Exercise: Which of the lines below include "screenshot"? Each one should be copied out.

[Data to examine]

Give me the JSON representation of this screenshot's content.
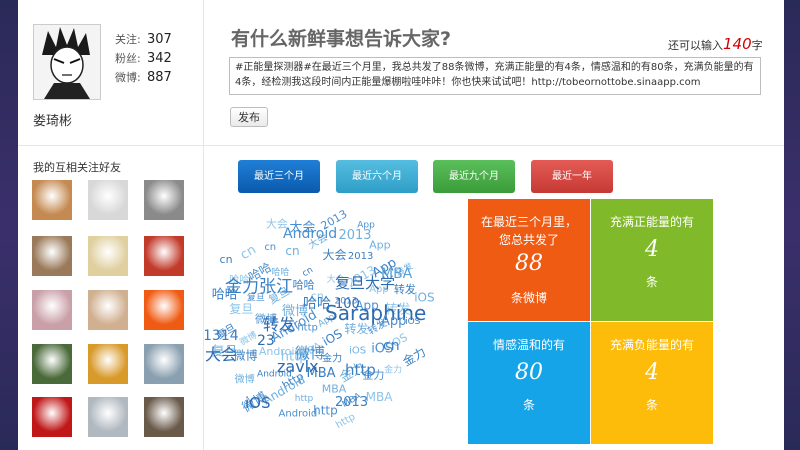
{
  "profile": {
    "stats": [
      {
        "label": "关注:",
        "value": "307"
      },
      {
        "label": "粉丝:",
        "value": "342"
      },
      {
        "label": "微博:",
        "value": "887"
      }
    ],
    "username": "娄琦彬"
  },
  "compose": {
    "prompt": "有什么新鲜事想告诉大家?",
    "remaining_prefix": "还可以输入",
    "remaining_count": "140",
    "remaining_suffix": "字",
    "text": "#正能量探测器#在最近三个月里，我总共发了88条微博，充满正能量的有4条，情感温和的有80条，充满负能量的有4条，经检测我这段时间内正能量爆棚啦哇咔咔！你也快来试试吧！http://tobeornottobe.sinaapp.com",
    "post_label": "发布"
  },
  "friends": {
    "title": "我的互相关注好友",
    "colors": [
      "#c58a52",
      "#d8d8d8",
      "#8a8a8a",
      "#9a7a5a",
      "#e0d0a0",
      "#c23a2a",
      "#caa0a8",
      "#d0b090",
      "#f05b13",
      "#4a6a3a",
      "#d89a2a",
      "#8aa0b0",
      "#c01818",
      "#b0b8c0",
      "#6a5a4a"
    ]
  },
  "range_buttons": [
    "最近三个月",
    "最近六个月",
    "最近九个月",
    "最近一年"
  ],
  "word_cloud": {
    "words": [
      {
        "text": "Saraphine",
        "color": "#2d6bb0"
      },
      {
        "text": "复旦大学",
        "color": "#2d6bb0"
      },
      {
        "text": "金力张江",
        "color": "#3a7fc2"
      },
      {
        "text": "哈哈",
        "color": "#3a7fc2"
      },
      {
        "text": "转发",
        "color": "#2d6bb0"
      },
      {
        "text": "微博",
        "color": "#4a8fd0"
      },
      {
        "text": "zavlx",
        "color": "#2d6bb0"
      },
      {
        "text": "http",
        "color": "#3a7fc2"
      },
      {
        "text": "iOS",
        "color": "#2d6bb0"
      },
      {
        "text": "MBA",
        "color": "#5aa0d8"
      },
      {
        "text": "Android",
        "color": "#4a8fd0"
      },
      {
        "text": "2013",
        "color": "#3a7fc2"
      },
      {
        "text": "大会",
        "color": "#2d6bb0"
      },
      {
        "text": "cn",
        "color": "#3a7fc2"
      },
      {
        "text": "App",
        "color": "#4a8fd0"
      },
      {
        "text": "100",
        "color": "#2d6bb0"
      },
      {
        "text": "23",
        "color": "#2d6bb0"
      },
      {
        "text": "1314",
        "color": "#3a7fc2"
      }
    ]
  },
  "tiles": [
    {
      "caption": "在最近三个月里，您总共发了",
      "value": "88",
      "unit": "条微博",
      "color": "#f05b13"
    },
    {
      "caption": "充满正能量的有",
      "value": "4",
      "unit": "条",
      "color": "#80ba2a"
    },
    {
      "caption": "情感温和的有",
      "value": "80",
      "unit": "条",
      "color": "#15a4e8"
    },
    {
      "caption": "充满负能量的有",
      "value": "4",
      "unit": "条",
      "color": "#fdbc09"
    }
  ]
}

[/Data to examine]
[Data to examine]

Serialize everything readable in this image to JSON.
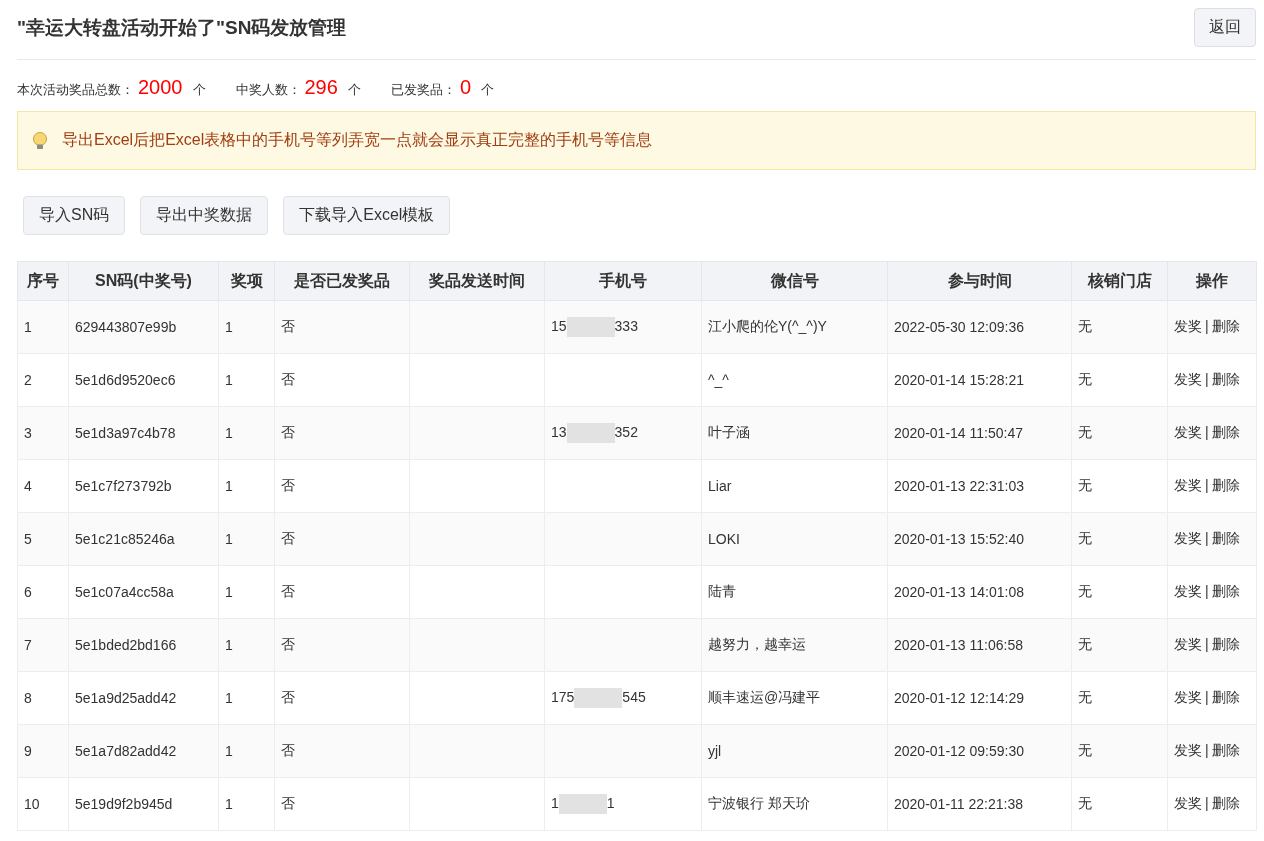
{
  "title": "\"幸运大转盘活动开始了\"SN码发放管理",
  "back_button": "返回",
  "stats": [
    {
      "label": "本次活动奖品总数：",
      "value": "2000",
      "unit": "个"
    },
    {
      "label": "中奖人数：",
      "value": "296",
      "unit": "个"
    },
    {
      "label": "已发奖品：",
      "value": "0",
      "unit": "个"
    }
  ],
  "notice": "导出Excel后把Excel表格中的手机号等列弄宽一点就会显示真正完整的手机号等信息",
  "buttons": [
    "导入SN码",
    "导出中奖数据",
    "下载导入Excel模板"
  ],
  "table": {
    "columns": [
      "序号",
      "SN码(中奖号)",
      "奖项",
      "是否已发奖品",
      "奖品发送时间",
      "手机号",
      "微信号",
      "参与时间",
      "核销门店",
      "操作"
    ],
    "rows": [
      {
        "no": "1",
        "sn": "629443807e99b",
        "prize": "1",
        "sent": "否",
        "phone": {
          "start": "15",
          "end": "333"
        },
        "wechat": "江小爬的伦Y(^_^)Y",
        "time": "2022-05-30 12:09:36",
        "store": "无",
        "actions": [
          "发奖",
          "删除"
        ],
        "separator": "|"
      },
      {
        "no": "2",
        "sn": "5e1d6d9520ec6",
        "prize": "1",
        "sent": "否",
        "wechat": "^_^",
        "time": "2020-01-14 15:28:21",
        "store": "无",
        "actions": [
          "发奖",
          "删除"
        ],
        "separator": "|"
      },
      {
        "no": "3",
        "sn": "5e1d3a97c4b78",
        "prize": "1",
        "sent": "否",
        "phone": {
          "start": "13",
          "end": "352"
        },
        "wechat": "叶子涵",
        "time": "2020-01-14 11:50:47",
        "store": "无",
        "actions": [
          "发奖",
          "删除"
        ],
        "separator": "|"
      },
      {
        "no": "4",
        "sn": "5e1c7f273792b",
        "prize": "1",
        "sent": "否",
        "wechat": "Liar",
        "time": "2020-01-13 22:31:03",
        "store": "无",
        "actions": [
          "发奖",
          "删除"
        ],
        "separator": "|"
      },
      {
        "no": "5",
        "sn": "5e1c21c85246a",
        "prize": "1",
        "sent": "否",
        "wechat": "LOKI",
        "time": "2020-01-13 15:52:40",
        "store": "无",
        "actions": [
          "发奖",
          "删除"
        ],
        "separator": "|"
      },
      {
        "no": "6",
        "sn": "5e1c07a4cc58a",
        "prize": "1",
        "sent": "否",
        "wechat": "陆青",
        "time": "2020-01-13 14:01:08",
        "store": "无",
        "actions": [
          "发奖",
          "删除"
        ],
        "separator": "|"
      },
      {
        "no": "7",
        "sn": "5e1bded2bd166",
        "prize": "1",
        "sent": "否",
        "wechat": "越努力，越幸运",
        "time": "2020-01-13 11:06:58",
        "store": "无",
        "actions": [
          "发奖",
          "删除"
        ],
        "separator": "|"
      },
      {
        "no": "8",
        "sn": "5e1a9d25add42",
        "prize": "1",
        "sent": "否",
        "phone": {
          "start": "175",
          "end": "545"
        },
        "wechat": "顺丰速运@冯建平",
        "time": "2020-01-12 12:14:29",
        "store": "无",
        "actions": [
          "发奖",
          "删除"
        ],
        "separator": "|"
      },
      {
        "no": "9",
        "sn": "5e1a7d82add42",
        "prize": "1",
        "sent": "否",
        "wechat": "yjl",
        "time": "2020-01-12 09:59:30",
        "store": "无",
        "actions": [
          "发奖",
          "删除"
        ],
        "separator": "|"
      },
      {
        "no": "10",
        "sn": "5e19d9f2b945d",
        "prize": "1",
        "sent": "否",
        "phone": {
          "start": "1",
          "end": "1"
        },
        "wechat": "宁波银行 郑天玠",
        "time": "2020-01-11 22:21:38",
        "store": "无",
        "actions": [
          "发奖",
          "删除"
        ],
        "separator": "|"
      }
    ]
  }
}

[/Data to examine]
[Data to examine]

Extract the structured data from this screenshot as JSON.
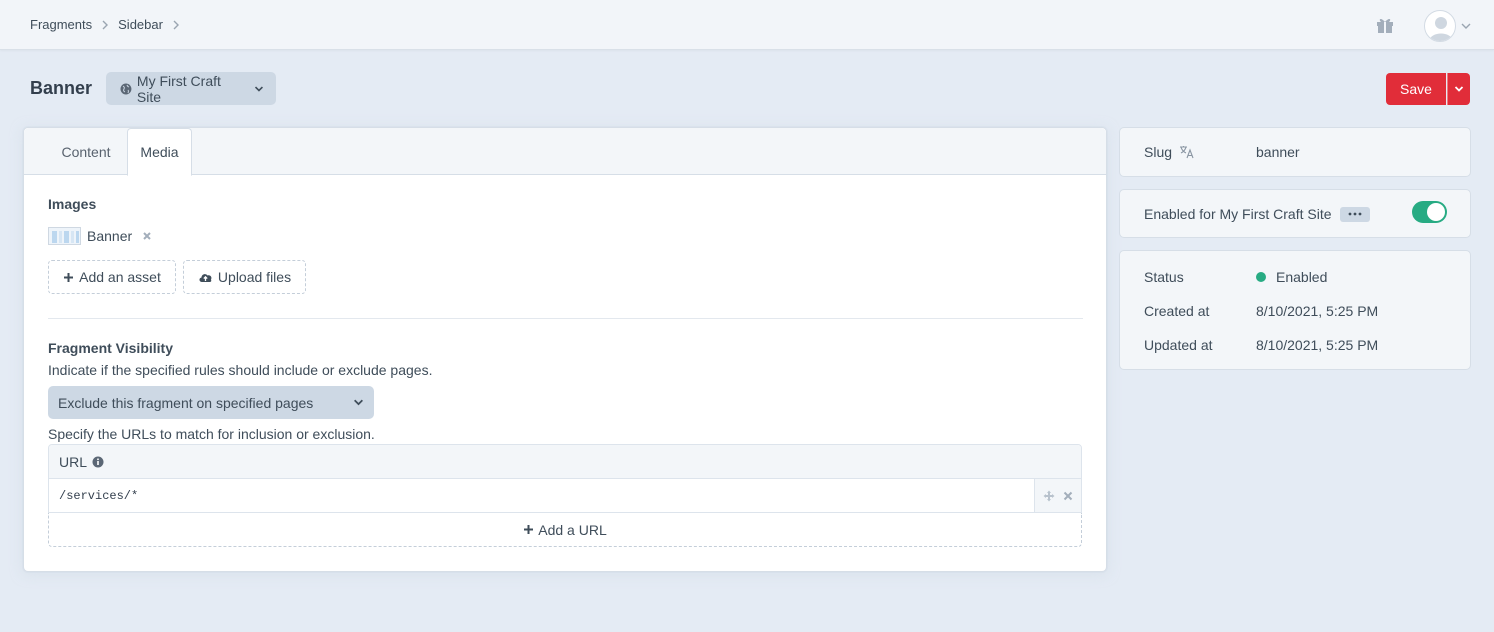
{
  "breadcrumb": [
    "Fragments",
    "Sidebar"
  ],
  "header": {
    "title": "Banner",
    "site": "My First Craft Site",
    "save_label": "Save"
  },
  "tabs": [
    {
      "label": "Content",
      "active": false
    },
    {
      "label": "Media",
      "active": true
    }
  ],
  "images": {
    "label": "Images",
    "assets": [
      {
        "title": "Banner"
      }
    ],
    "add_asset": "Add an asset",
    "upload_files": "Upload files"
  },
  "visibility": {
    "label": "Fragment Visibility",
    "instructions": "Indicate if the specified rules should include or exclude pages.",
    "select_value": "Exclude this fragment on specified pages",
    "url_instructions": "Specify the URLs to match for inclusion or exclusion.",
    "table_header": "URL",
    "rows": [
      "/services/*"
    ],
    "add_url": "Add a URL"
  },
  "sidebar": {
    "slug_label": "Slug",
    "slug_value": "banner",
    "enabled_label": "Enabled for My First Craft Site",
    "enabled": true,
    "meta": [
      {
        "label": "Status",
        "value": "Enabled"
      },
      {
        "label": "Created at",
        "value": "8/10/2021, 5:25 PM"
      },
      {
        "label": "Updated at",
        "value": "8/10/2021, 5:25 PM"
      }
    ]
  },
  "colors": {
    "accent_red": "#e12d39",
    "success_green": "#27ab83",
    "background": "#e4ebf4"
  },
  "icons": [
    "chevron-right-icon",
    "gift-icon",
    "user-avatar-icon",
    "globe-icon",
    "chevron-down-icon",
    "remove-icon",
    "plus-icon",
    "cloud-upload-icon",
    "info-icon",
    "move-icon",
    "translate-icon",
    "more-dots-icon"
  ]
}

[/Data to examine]

Solution below:
Give me the JSON representation of this screenshot's content.
Extract the structured data from this screenshot as JSON.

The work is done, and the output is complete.